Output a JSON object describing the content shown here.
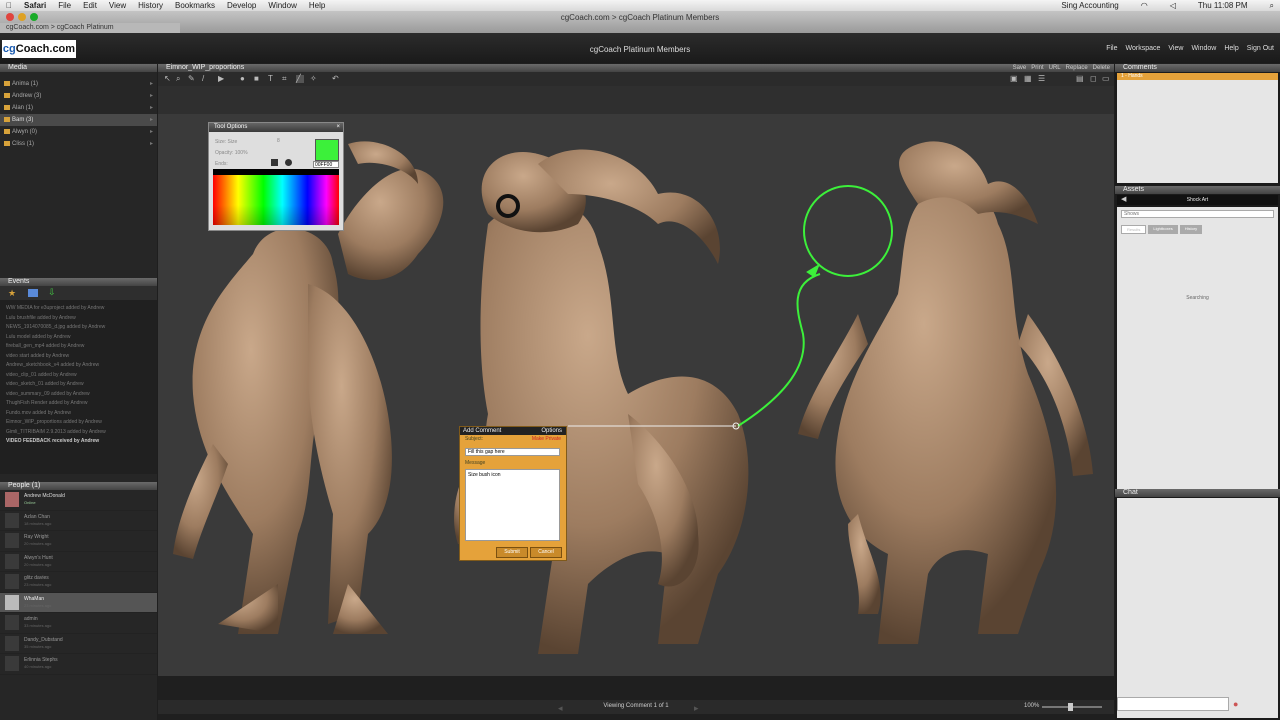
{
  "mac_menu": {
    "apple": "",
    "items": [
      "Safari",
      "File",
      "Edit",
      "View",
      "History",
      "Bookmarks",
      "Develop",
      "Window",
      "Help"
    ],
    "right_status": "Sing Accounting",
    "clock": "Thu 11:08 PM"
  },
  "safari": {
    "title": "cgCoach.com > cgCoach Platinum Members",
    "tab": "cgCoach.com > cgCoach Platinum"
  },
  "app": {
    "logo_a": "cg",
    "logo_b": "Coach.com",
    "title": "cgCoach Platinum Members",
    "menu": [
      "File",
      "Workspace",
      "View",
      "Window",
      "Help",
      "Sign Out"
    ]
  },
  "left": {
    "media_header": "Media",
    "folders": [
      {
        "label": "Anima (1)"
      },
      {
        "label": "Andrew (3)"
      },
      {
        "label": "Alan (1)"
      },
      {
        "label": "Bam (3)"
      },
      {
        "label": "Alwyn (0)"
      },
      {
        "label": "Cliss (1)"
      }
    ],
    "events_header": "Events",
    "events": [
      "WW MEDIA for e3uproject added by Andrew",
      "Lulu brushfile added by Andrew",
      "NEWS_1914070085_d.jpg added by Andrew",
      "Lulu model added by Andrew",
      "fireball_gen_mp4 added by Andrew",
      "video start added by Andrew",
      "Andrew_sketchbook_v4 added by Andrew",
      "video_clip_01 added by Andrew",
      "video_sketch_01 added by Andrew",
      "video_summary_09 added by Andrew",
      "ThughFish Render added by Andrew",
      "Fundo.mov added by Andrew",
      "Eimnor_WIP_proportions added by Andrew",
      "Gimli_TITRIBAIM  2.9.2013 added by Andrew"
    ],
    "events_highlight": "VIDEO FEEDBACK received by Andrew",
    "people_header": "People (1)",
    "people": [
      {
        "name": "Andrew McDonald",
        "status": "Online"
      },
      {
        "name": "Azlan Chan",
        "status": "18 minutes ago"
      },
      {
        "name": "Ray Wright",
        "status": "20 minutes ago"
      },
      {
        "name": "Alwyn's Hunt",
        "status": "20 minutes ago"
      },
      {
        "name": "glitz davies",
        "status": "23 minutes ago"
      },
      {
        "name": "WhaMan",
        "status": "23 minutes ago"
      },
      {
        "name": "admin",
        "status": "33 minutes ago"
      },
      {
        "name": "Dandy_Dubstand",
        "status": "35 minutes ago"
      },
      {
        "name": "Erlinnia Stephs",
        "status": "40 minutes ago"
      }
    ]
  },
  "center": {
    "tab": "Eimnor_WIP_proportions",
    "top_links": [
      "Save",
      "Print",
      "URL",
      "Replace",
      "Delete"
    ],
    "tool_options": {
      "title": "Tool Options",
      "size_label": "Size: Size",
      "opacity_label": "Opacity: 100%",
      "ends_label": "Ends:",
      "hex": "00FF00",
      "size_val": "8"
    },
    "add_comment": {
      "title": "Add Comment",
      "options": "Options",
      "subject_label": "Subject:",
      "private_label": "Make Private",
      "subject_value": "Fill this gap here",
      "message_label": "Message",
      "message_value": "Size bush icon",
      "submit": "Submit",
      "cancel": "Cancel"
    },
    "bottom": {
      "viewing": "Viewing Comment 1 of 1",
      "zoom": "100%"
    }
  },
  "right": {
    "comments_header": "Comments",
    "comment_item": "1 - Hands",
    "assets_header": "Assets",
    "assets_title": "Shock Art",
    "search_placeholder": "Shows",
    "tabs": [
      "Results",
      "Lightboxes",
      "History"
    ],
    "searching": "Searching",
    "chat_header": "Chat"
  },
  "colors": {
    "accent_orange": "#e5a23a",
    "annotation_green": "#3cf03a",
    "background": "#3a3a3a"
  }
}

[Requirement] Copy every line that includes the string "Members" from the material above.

[Result of the task]
    "title": "cgCoach.com > cgCoach Platinum Members",
    "title": "cgCoach Platinum Members",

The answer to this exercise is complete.